◆ Exercise instructions
Would you set down each line of the data below exactly?

(Exercise inputs Opens)

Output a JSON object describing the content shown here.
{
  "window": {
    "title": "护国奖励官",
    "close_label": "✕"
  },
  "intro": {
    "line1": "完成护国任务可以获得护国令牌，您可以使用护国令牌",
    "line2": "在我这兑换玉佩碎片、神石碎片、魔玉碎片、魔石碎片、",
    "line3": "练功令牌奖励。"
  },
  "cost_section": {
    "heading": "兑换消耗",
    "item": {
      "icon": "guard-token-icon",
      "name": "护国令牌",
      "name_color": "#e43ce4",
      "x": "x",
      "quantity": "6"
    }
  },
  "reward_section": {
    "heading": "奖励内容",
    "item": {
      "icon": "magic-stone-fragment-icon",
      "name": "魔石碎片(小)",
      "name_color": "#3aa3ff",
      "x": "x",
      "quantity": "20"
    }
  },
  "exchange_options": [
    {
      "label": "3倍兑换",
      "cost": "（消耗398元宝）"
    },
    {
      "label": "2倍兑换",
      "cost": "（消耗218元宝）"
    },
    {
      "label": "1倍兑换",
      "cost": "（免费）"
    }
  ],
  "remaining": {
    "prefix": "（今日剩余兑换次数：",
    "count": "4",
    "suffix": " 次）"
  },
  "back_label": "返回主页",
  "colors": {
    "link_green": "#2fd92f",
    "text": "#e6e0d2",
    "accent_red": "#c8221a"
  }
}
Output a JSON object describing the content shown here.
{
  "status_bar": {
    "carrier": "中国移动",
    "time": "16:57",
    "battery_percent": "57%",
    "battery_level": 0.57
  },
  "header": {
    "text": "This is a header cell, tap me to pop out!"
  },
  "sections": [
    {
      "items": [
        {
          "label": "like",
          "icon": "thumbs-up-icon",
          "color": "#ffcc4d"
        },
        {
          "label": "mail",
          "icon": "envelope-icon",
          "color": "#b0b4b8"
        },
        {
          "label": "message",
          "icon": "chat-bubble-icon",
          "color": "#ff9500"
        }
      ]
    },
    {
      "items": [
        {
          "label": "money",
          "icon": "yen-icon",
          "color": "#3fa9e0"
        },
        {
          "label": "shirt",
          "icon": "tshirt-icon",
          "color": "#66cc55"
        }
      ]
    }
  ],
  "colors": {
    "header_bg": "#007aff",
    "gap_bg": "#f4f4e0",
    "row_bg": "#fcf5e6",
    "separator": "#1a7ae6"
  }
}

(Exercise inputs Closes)

◆ Answer section
Output a JSON object describing the content shown here.
{
  "window": {
    "title": "护国奖励官",
    "close_label": "✕"
  },
  "intro": {
    "line1": "完成护国任务可以获得护国令牌，您可以使用护国令牌",
    "line2": "在我这兑换玉佩碎片、神石碎片、魔玉碎片、魔石碎片、",
    "line3": "练功令牌奖励。"
  },
  "cost_section": {
    "heading": "兑换消耗",
    "item": {
      "icon": "guard-token-icon",
      "name": "护国令牌",
      "name_color": "#e43ce4",
      "x": "x",
      "quantity": "6"
    }
  },
  "reward_section": {
    "heading": "奖励内容",
    "item": {
      "icon": "magic-stone-fragment-icon",
      "name": "魔石碎片(小)",
      "name_color": "#3aa3ff",
      "x": "x",
      "quantity": "20"
    }
  },
  "exchange_options": [
    {
      "label": "3倍兑换",
      "cost": "（消耗398元宝）"
    },
    {
      "label": "2倍兑换",
      "cost": "（消耗218元宝）"
    },
    {
      "label": "1倍兑换",
      "cost": "（免费）"
    }
  ],
  "remaining": {
    "prefix": "（今日剩余兑换次数：",
    "count": "4",
    "suffix": " 次）"
  },
  "back_label": "返回主页",
  "colors": {
    "link_green": "#2fd92f",
    "text": "#e6e0d2",
    "accent_red": "#c8221a"
  }
}
Output a JSON object describing the content shown here.
{
  "status_bar": {
    "carrier": "中国移动",
    "time": "16:57",
    "battery_percent": "57%",
    "battery_level": 0.57
  },
  "header": {
    "text": "This is a header cell, tap me to pop out!"
  },
  "sections": [
    {
      "items": [
        {
          "label": "like",
          "icon": "thumbs-up-icon",
          "color": "#ffcc4d"
        },
        {
          "label": "mail",
          "icon": "envelope-icon",
          "color": "#b0b4b8"
        },
        {
          "label": "message",
          "icon": "chat-bubble-icon",
          "color": "#ff9500"
        }
      ]
    },
    {
      "items": [
        {
          "label": "money",
          "icon": "yen-icon",
          "color": "#3fa9e0"
        },
        {
          "label": "shirt",
          "icon": "tshirt-icon",
          "color": "#66cc55"
        }
      ]
    }
  ],
  "colors": {
    "header_bg": "#007aff",
    "gap_bg": "#f4f4e0",
    "row_bg": "#fcf5e6",
    "separator": "#1a7ae6"
  }
}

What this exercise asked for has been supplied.